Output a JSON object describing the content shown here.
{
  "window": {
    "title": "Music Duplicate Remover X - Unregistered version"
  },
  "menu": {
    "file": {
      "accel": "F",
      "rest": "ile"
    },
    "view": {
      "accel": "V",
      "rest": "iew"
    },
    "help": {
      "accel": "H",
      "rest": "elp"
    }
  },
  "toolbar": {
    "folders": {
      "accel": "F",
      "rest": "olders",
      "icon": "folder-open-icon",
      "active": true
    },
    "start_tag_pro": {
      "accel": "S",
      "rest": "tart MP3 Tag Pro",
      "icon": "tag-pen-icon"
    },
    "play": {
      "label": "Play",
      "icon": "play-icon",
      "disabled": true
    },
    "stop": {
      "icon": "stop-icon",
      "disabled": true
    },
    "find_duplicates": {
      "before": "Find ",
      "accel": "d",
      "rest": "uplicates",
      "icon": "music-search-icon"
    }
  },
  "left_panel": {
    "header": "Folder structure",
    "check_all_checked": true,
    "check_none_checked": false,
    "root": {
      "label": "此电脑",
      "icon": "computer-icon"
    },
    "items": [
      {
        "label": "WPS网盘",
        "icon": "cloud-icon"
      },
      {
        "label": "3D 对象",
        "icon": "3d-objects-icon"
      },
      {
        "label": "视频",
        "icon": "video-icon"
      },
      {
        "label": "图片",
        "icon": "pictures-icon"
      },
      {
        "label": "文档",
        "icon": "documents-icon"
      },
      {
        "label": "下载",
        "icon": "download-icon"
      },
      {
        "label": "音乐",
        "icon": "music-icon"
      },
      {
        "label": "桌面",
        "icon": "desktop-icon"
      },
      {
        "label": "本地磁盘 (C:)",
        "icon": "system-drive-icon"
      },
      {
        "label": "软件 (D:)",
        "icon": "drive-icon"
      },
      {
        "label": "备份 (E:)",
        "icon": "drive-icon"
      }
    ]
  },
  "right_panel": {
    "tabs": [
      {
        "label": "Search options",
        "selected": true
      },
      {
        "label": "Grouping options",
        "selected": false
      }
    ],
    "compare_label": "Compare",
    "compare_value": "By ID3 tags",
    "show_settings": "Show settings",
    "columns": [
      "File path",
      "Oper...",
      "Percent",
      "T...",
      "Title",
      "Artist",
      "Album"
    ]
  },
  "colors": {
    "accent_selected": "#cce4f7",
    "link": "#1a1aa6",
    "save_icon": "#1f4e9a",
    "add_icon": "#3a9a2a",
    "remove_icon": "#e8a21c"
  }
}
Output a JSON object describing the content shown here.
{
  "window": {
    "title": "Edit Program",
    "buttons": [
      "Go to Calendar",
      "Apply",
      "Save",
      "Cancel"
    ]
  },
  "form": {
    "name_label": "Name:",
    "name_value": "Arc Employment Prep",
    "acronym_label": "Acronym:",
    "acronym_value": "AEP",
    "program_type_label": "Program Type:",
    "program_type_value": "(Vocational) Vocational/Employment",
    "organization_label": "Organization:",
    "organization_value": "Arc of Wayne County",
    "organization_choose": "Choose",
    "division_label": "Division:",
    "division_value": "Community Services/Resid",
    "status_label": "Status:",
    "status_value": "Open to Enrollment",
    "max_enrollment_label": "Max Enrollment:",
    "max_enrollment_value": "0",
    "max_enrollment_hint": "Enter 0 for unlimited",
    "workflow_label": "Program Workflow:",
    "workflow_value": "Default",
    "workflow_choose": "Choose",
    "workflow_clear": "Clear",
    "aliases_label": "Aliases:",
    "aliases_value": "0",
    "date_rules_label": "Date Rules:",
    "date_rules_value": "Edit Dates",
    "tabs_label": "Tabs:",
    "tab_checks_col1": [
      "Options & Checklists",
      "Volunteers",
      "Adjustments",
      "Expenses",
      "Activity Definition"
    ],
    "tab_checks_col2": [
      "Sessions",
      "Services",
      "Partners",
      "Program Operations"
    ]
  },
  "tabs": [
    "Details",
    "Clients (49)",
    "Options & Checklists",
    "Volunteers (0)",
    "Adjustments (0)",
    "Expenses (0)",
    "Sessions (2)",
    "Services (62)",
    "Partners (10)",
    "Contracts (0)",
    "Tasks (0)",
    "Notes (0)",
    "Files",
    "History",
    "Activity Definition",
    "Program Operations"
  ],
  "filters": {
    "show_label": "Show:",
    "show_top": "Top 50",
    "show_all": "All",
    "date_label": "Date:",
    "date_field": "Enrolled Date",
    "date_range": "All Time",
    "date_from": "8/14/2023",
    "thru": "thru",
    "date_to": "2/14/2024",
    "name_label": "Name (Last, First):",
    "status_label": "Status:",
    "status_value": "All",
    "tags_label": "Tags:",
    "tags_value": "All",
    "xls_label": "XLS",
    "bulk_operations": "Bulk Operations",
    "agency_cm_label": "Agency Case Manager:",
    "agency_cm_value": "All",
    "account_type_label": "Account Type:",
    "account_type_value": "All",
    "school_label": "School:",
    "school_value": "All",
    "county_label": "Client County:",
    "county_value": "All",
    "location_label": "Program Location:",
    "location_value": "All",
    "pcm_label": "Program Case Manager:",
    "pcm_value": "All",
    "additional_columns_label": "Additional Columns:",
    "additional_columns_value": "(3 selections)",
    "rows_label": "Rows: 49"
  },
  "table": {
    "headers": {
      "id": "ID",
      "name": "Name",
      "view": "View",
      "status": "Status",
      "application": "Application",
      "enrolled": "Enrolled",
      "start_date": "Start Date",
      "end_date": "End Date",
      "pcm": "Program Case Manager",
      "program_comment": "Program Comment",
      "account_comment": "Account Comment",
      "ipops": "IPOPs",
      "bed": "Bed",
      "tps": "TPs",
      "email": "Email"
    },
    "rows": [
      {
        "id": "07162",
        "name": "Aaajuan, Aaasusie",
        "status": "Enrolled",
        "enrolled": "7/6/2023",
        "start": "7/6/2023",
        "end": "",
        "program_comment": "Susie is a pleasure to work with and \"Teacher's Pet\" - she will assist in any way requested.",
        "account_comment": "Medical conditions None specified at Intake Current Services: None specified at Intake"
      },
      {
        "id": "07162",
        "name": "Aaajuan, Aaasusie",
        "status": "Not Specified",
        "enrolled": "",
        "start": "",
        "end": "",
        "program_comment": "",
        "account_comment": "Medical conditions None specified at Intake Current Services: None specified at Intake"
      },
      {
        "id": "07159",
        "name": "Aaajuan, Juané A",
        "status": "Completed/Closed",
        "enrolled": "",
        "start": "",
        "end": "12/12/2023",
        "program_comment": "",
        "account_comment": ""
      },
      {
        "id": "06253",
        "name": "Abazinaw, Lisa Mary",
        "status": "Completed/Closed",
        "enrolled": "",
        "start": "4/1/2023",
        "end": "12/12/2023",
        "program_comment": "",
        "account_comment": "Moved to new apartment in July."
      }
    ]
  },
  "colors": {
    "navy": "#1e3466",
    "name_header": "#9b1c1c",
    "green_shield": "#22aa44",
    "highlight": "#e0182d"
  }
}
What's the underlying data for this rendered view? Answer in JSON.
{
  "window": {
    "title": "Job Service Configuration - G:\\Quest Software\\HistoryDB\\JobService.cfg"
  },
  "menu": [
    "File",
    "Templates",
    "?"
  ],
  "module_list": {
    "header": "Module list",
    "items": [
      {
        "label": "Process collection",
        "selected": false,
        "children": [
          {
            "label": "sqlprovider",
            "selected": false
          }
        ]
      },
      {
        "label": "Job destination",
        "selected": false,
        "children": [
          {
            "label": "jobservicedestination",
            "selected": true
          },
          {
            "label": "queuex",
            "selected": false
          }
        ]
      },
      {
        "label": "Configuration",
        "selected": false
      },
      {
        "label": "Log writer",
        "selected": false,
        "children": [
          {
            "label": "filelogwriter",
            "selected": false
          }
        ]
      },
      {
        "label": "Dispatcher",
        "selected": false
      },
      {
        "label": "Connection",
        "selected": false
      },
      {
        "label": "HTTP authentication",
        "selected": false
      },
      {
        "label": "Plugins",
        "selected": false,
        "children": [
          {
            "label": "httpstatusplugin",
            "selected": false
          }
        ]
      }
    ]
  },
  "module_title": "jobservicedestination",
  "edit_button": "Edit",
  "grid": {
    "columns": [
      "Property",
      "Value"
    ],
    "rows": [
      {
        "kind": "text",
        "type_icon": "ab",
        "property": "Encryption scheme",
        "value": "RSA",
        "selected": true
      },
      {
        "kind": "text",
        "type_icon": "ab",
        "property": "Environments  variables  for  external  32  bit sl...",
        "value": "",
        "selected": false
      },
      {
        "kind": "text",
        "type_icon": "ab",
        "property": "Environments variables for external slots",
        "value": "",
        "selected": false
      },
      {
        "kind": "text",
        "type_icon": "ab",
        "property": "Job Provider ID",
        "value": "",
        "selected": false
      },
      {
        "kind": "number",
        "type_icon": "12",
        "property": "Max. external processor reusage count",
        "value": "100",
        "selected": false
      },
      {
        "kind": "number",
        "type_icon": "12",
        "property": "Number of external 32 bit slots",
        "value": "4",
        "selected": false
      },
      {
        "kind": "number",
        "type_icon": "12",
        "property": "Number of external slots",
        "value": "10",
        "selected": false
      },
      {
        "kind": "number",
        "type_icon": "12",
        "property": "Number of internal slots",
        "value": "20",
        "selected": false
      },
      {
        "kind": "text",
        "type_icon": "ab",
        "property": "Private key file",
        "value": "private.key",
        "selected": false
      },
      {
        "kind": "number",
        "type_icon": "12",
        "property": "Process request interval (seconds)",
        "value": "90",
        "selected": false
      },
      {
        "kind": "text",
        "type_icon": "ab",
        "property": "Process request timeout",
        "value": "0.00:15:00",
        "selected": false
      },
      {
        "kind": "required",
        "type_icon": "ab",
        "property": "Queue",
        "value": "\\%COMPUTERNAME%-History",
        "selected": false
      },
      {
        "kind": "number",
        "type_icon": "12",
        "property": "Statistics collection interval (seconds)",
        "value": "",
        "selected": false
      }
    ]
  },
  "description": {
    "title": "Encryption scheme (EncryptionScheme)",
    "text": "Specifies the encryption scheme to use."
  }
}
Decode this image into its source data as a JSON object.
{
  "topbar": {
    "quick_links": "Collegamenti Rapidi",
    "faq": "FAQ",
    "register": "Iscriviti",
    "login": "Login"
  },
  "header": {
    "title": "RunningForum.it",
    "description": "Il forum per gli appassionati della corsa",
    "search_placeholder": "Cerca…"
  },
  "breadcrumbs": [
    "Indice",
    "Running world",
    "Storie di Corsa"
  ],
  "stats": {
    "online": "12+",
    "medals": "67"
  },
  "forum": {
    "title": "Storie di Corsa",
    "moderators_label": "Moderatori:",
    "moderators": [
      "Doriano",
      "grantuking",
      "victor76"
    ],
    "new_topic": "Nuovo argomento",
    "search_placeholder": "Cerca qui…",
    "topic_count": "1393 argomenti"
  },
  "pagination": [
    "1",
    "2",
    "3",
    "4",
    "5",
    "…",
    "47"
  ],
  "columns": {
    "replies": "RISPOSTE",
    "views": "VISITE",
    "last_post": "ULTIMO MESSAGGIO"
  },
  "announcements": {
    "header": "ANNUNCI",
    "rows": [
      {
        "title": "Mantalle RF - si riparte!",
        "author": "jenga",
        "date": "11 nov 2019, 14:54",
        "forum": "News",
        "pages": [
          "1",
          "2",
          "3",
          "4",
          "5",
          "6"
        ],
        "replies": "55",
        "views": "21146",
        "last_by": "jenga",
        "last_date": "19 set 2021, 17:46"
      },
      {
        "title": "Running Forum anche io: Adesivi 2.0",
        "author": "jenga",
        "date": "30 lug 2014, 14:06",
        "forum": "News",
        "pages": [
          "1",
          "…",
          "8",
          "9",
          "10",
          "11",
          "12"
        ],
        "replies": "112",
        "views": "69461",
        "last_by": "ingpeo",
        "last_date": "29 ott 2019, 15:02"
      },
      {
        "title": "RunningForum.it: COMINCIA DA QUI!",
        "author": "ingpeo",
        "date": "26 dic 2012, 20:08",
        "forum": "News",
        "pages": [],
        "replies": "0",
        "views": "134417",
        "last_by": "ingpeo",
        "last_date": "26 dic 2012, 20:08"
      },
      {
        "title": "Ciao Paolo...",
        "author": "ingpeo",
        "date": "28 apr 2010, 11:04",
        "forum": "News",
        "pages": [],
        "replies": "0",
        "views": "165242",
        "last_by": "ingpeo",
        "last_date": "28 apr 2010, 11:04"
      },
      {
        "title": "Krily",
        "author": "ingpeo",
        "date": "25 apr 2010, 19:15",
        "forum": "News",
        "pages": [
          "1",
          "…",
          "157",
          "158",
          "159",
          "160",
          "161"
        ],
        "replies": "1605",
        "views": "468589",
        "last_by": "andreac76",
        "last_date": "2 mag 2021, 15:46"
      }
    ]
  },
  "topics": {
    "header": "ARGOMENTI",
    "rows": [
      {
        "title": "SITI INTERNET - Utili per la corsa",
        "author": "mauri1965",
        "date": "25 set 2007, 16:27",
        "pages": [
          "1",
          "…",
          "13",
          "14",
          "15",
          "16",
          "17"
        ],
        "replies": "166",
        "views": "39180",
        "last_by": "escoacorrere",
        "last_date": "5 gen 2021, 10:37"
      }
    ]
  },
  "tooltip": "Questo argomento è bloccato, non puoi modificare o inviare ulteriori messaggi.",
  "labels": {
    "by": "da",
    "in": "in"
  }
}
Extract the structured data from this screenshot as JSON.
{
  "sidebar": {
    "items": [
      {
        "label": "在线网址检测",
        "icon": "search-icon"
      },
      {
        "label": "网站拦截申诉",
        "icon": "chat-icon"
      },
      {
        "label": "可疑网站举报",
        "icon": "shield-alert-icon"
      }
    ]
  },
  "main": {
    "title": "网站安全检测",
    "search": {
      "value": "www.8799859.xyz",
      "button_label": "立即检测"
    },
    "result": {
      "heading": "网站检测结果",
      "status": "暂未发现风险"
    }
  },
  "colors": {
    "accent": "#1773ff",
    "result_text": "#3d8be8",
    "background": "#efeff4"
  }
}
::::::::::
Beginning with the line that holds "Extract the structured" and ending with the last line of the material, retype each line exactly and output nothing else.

Extract the structured data from this screenshot as JSON.
{
  "sidebar": {
    "items": [
      {
        "label": "在线网址检测",
        "icon": "search-icon"
      },
      {
        "label": "网站拦截申诉",
        "icon": "chat-icon"
      },
      {
        "label": "可疑网站举报",
        "icon": "shield-alert-icon"
      }
    ]
  },
  "main": {
    "title": "网站安全检测",
    "search": {
      "value": "www.8799859.xyz",
      "button_label": "立即检测"
    },
    "result": {
      "heading": "网站检测结果",
      "status": "暂未发现风险"
    }
  },
  "colors": {
    "accent": "#1773ff",
    "result_text": "#3d8be8",
    "background": "#efeff4"
  }
}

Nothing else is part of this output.